County Attorney Stephen Mullins said he was taken aback when he first heard about giving by Buchanan County supervisors. “I don’t think you can pay private citizens just because they were laid off,” Mullins advised the board, adding that they could be opening Pandora’s Box.
The board pondered what precedent it would be setting, noting, among other things, the needs of those in Dickenson County hit by the layoffs at the Sykes call center in Vansant.
But Compton insisted that what happened to the Blackjewel employees was no traditional layoff but included a take-back of their money and denying access to their retirement accounts.
Spicer explained by phone that Buchanan County had routed its money through People Inc., a non-profit active in Dickenson County and throughout the region. Other giving had come through private foundations.

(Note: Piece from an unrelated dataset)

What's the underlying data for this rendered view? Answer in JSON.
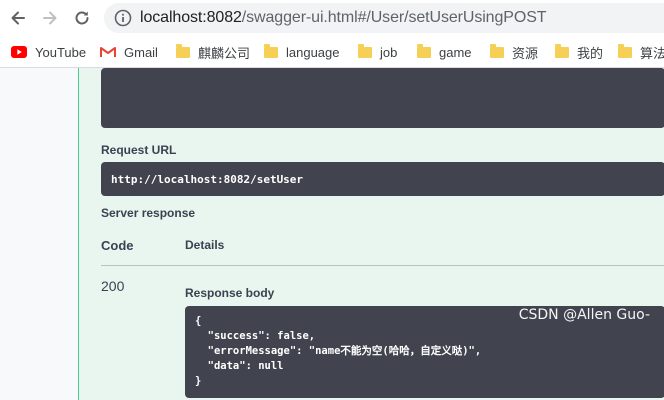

When you start issuing public money to private individuals, you have to start detailed tracking for accountability for both the public body and the employees, County Administrator David Moore advised. “I think there’ll be a lot of eyes on this,” he said, with questions certain to arise by others in difficult financial situations.
“There’s no end to it,” Moore said.
All agreed there were more questions to ask before the board acted. Mullins said he would get information from Buchanan County.
Some Dickenson County miners may already be on the help list in other counties, such as Wise County, where at least some of the people worked, Spicer told them as she recounted efforts in place through a donation from the Gilliam Foundation.
The board asked that she check about who is covered and get back to them. Members also discussed others to whom they might turn for financial assistance.
In Buchanan County, supervisors drew from accounts set up for spending by each board member, for a total of $70,000. Those kind of accounts for Dickenson County supervisors aren’t that high, Moore and members noted.
The Thompson Foundation, created by the former owners of Jewel Smokeless, also gave $110,000 for distribution in Buchanan County and another $100,000 for Tazewell County. The board noted that the foundation’s giving always has been restricted to the two counties where Jewel Smokeless had operated. Tazewell supervisors kicked in $25,000 and also made contributions to that county’s food bank.
Russell County supervisors did not give, Spicer said, although First Bank and Trust donated $1,000 and issued a challenge to others to contribute.
Wise County supervisors didn't given either, Spicer said, but the Gilliam Foundation had contributed $250,000 for distribution in Wise and Lee counties. Asked to request funding for Dickenson County miners, Spicer said she would after determining whether they would already be covered because they worked in those counties.
Sandlick District Supervisor Ron Peters acknowledged that giving to this small group was “precarious ground to be trespassing on" but also expressed support, noting, “this is the industry that is our backbone.”